▶ WORK ORDER: The answer is the data below, repeated exactly, with no pictures included.

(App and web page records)

* * * * *

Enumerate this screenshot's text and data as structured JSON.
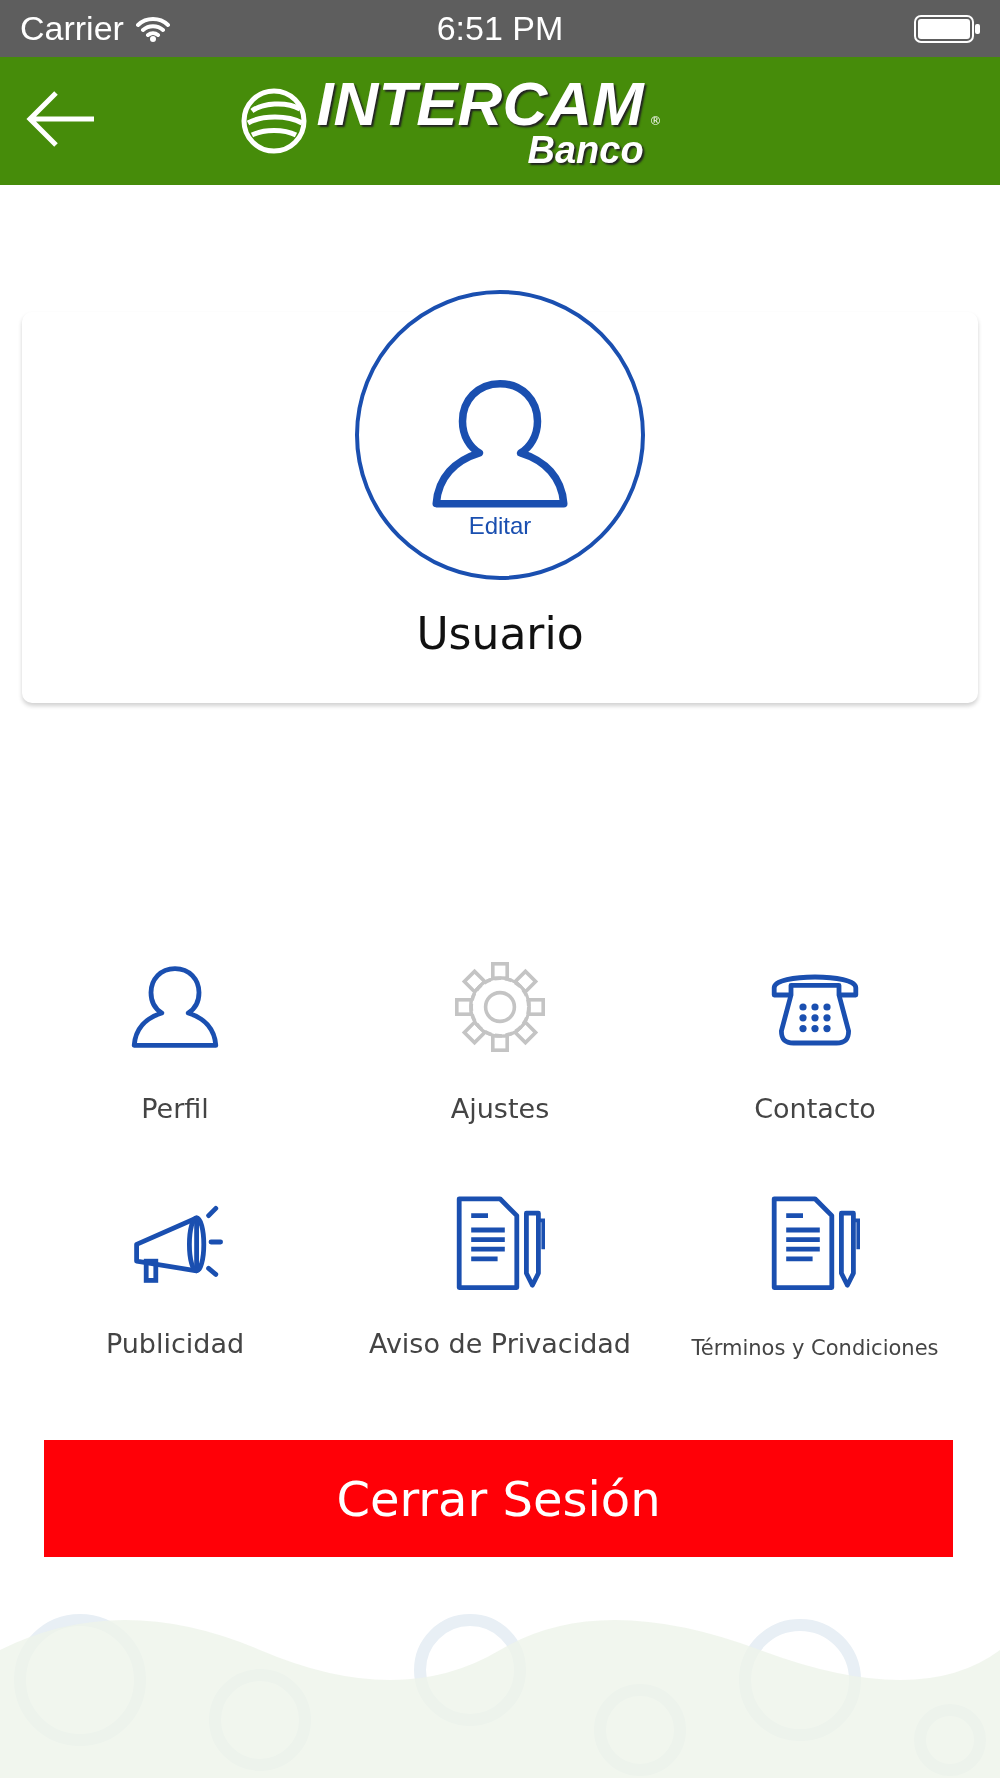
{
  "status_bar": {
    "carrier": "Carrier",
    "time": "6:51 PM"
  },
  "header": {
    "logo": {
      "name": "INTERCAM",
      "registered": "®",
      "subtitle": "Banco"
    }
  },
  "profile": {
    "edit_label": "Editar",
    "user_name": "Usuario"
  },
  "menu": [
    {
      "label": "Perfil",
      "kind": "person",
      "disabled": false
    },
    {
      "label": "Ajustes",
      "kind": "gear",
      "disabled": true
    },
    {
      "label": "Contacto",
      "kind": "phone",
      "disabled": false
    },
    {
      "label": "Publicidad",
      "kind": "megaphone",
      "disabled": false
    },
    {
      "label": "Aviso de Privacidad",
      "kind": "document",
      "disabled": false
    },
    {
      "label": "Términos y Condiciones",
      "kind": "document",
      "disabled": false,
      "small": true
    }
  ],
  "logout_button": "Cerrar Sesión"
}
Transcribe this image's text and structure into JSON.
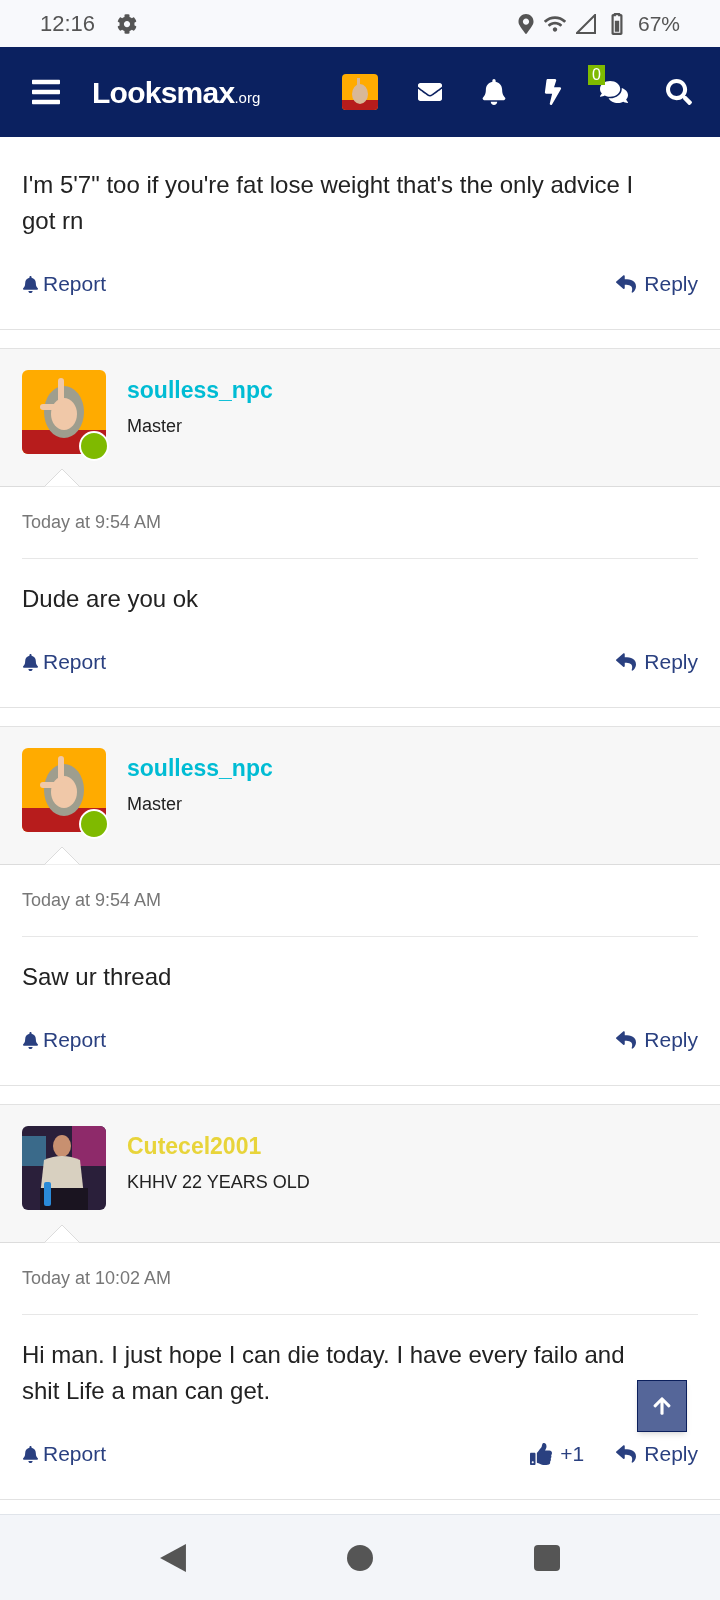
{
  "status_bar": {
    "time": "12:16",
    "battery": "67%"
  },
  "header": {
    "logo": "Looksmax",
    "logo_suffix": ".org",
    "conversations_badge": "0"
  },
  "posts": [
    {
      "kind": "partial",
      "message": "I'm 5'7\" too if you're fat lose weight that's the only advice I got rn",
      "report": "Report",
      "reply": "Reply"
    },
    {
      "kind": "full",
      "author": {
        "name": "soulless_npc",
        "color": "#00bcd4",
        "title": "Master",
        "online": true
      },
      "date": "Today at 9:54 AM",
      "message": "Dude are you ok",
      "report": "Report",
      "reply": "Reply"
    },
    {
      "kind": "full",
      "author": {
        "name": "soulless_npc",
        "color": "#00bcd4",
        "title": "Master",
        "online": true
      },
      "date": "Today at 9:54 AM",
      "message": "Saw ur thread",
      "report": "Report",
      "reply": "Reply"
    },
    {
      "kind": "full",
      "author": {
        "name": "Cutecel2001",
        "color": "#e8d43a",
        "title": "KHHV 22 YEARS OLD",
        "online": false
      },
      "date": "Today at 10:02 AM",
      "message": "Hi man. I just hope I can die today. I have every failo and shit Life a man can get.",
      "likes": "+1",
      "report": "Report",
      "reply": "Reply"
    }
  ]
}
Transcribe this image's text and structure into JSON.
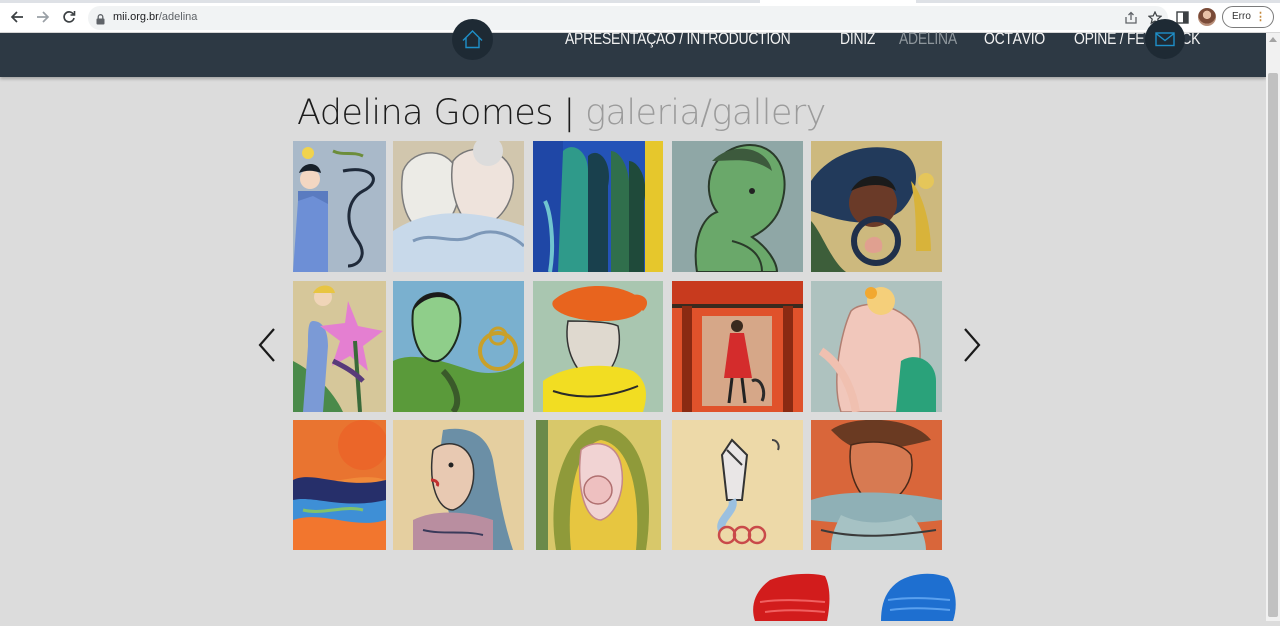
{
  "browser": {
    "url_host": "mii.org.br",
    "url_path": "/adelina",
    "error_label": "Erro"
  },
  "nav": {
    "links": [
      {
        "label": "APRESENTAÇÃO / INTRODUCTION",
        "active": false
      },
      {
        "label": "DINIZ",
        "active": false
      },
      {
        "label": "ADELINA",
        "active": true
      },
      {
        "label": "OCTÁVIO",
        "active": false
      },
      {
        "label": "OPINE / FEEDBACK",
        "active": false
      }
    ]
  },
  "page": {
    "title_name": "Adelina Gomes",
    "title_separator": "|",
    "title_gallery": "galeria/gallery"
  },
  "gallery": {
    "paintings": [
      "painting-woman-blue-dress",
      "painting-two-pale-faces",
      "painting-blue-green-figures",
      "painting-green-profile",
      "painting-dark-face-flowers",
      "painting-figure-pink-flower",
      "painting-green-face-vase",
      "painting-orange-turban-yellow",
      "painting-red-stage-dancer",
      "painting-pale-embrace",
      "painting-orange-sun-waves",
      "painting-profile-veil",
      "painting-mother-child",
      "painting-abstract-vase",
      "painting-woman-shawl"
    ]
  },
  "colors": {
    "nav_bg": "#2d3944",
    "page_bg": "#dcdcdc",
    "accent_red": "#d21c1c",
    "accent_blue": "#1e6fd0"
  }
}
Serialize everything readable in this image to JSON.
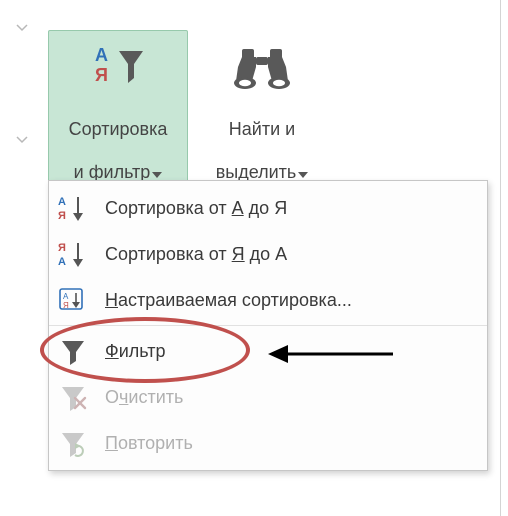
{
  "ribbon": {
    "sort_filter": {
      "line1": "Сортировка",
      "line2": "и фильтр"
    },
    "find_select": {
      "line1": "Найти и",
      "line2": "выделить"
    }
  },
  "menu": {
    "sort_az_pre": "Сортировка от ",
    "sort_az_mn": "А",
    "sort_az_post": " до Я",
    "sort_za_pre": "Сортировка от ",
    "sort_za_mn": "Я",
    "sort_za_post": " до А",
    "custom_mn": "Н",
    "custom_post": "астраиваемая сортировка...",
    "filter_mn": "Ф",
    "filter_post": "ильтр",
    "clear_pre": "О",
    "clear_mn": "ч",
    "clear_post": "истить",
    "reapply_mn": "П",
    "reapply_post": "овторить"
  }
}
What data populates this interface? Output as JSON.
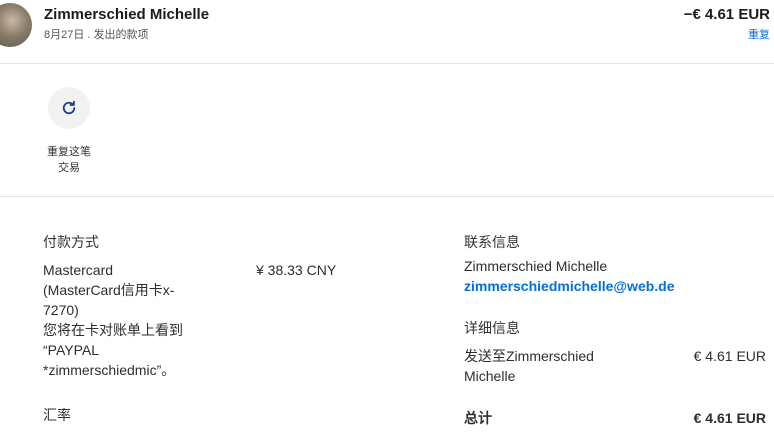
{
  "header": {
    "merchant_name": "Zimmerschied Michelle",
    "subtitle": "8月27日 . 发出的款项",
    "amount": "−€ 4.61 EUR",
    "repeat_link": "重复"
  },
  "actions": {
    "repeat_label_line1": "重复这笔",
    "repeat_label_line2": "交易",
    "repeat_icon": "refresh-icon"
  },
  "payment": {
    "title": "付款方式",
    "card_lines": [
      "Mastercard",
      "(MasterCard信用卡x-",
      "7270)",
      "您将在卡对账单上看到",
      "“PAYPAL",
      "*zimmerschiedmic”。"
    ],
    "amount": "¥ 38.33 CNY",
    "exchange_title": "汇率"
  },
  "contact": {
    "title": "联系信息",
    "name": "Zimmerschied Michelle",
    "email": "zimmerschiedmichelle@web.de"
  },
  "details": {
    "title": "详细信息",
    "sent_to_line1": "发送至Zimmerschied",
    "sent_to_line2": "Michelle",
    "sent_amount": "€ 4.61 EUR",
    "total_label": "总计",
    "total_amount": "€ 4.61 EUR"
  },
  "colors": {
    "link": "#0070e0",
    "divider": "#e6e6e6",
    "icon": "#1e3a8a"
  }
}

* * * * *

▶ ANSWER TO THIS TASK:
Enumerate this screenshot's text and data as structured JSON.
{
  "status_bar": {
    "carrier": "Carrier",
    "time": "6:51 PM"
  },
  "header": {
    "logo": {
      "name": "INTERCAM",
      "registered": "®",
      "subtitle": "Banco"
    }
  },
  "profile": {
    "edit_label": "Editar",
    "user_name": "Usuario"
  },
  "menu": [
    {
      "label": "Perfil",
      "kind": "person",
      "disabled": false
    },
    {
      "label": "Ajustes",
      "kind": "gear",
      "disabled": true
    },
    {
      "label": "Contacto",
      "kind": "phone",
      "disabled": false
    },
    {
      "label": "Publicidad",
      "kind": "megaphone",
      "disabled": false
    },
    {
      "label": "Aviso de Privacidad",
      "kind": "document",
      "disabled": false
    },
    {
      "label": "Términos y Condiciones",
      "kind": "document",
      "disabled": false,
      "small": true
    }
  ],
  "logout_button": "Cerrar Sesión"
}
Transcribe this image's text and structure into JSON.
{
  "status_bar": {
    "time": "12:16",
    "battery": "67%"
  },
  "header": {
    "logo": "Looksmax",
    "logo_suffix": ".org",
    "conversations_badge": "0"
  },
  "posts": [
    {
      "kind": "partial",
      "message": "I'm 5'7\" too if you're fat lose weight that's the only advice I got rn",
      "report": "Report",
      "reply": "Reply"
    },
    {
      "kind": "full",
      "author": {
        "name": "soulless_npc",
        "color": "#00bcd4",
        "title": "Master",
        "online": true
      },
      "date": "Today at 9:54 AM",
      "message": "Dude are you ok",
      "report": "Report",
      "reply": "Reply"
    },
    {
      "kind": "full",
      "author": {
        "name": "soulless_npc",
        "color": "#00bcd4",
        "title": "Master",
        "online": true
      },
      "date": "Today at 9:54 AM",
      "message": "Saw ur thread",
      "report": "Report",
      "reply": "Reply"
    },
    {
      "kind": "full",
      "author": {
        "name": "Cutecel2001",
        "color": "#e8d43a",
        "title": "KHHV 22 YEARS OLD",
        "online": false
      },
      "date": "Today at 10:02 AM",
      "message": "Hi man. I just hope I can die today. I have every failo and shit Life a man can get.",
      "likes": "+1",
      "report": "Report",
      "reply": "Reply"
    }
  ]
}
Transcribe this image's text and structure into JSON.
{
  "browser": {
    "url_host": "mii.org.br",
    "url_path": "/adelina",
    "error_label": "Erro"
  },
  "nav": {
    "links": [
      {
        "label": "APRESENTAÇÃO / INTRODUCTION",
        "active": false
      },
      {
        "label": "DINIZ",
        "active": false
      },
      {
        "label": "ADELINA",
        "active": true
      },
      {
        "label": "OCTÁVIO",
        "active": false
      },
      {
        "label": "OPINE / FEEDBACK",
        "active": false
      }
    ]
  },
  "page": {
    "title_name": "Adelina Gomes",
    "title_separator": "|",
    "title_gallery": "galeria/gallery"
  },
  "gallery": {
    "paintings": [
      "painting-woman-blue-dress",
      "painting-two-pale-faces",
      "painting-blue-green-figures",
      "painting-green-profile",
      "painting-dark-face-flowers",
      "painting-figure-pink-flower",
      "painting-green-face-vase",
      "painting-orange-turban-yellow",
      "painting-red-stage-dancer",
      "painting-pale-embrace",
      "painting-orange-sun-waves",
      "painting-profile-veil",
      "painting-mother-child",
      "painting-abstract-vase",
      "painting-woman-shawl"
    ]
  },
  "colors": {
    "nav_bg": "#2d3944",
    "page_bg": "#dcdcdc",
    "accent_red": "#d21c1c",
    "accent_blue": "#1e6fd0"
  }
}
Serialize everything readable in this image to JSON.
{
  "ribbon": {
    "sort_filter": {
      "line1": "Сортировка",
      "line2": "и фильтр"
    },
    "find_select": {
      "line1": "Найти и",
      "line2": "выделить"
    }
  },
  "menu": {
    "sort_az_pre": "Сортировка от ",
    "sort_az_mn": "А",
    "sort_az_post": " до Я",
    "sort_za_pre": "Сортировка от ",
    "sort_za_mn": "Я",
    "sort_za_post": " до А",
    "custom_mn": "Н",
    "custom_post": "астраиваемая сортировка...",
    "filter_mn": "Ф",
    "filter_post": "ильтр",
    "clear_pre": "О",
    "clear_mn": "ч",
    "clear_post": "истить",
    "reapply_mn": "П",
    "reapply_post": "овторить"
  }
}
What data populates this interface? Output as JSON.
{
  "header": {
    "merchant_name": "Zimmerschied Michelle",
    "subtitle": "8月27日 . 发出的款项",
    "amount": "−€ 4.61 EUR",
    "repeat_link": "重复"
  },
  "actions": {
    "repeat_label_line1": "重复这笔",
    "repeat_label_line2": "交易",
    "repeat_icon": "refresh-icon"
  },
  "payment": {
    "title": "付款方式",
    "card_lines": [
      "Mastercard",
      "(MasterCard信用卡x-",
      "7270)",
      "您将在卡对账单上看到",
      "“PAYPAL",
      "*zimmerschiedmic”。"
    ],
    "amount": "¥ 38.33 CNY",
    "exchange_title": "汇率"
  },
  "contact": {
    "title": "联系信息",
    "name": "Zimmerschied Michelle",
    "email": "zimmerschiedmichelle@web.de"
  },
  "details": {
    "title": "详细信息",
    "sent_to_line1": "发送至Zimmerschied",
    "sent_to_line2": "Michelle",
    "sent_amount": "€ 4.61 EUR",
    "total_label": "总计",
    "total_amount": "€ 4.61 EUR"
  },
  "colors": {
    "link": "#0070e0",
    "divider": "#e6e6e6",
    "icon": "#1e3a8a"
  }
}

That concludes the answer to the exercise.